Thirty Years Ago
Larry Remer’s first fundraiser for his weekly newspaper, Newsline, held in the stately Mission Hills home of Janed Casady, rallied 150 fellow liberals at $12.50 each. The ticket price paid for a chance to mingle with politician Tom Hayden and satirist Jules Feiffer.
— PRESS PASSES: “PAPER BUOYS,” Paul Krueger, March 23, 1978
Twenty-Five Years Ago
Jack Orr was shaking Roger Hedgecock’s hand, offering strategy and counsel even before the final votes were tallied in last week’s mayoral primary. And Orr, the campaign consultant who directed Bill Cleator’s third-place finish, predicts a Hedgecock victory in the May 3 run-off against Democrat Maureen O’Connor.
— “THE INSIDE STORY,” Paul Krueger, March 24, 1983
Twenty Years Ago
Sometime during the last year, at a motel somewhere in San Diego, a group of young men allowed themselves to be filmed naked while masturbating. Each was responding to an advertisement in a sex tabloid seeking male models for consideration as actors in sexually explicit films.
Seabag Productions filed a fictitious business statement at the county courthouse on March 1. That statement shows Seabag as a one-man operation run by Hillcrest resident and downtown porn-store owner Rick Ford.
Ford’s mail-order business has earned a reputation for producing and distributing sexually explicit films featuring sailors and Marines engaging in homosexual acts, as well as other gay-oriented entertainment. According to police sources, Ford’s suspected use of military personnel in his films resulted in a recent — but inconclusive — investigation of Seabag by the Naval Investigative Service.

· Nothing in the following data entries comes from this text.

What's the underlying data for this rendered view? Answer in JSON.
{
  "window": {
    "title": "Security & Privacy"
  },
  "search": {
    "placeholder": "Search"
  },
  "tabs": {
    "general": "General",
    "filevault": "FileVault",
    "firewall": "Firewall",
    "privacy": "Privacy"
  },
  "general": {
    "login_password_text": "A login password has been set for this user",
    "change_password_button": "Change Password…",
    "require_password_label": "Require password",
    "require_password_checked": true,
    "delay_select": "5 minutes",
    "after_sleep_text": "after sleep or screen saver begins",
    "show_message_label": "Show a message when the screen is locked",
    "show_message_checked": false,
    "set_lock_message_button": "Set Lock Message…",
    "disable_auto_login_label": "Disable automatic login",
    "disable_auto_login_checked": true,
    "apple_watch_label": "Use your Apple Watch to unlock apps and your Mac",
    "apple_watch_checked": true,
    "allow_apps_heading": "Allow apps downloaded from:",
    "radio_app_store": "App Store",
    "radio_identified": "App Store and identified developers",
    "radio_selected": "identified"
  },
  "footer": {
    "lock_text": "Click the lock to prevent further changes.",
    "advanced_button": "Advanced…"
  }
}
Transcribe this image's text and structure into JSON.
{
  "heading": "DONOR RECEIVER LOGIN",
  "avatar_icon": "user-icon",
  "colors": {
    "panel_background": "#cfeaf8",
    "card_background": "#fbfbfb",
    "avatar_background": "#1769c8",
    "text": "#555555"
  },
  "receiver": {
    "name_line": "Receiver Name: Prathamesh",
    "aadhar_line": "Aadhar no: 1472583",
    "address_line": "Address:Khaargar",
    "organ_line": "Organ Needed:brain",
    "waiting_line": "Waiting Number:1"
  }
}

— CITY LIGHTS: “LOOKING INTO SEABAG,” Bob McPhail, March 24, 1988
Fifteen Years Ago
I remember killing the heart out of summer afternoons, drinking soda and holding leisurely conversations about riding, helmets, accidents, former Sheriff Duffy, and the mechanical differences and similarities between Harleys and Japanese bikes with other riders waiting for an oil change or a brake adjustment. The service area could get pretty crowded, so recently Helm decided there’s only room for himself and partner Lee Crocker in “the bay.” Still, bikers waiting for service mill around on the sidewalk and curb along Illinois Street, though not today, as torrential rains continue to turn city streets into rushing gullies.
— “HOG LUV,” John Brizzolara, March 25, 1993
Ten Years Ago
When we talked recently by telephone, Mr. [T. Coraghessan] Boyle was at home in Santa Barbara. His house is not far from the house where much of Riven Rock’s action takes place.
I cooed and carried on about how much I always love Boyle’s high-pitched, extravagant language. I asked him how he got his ear tuned to hear in this way.
I said that the only other American writer that seemed to use language as extravagantly and musically as Boyle does was the late Stanley Elkin.
Boyle replied rapturously, “Oh, Stanley Elkin is one of my heroes. He could spin out metaphors better than anyone around except maybe John Updike.”
— READING: “RIVEN ROCK,” Judith Moore, March 26, 1998
Five Years Ago
I have been going to open houses for some time now. I do not go looking for a place to move; I rarely visit places I could never afford. I do not go for decorating ideas; I will not be replacing my mishmash of slowly acquired piecemeal furniture anytime soon. I go because I like to look. There is undoubtedly a measure of curiosity, and there is plenty of nostalgia involved. People say they miss the seasons back East; I miss the blocks of modestly priced two-story houses full of wood floors and double-hung windows and high ceilings and gorgeous woodwork. All these things meant “house” to me, and I like to walk about in such places, see echoes of my old home in “old” California Craftsmans and Spanish-style manses.
— “DOMESTIC SPY,” Matthew Lickona, March 20, 2003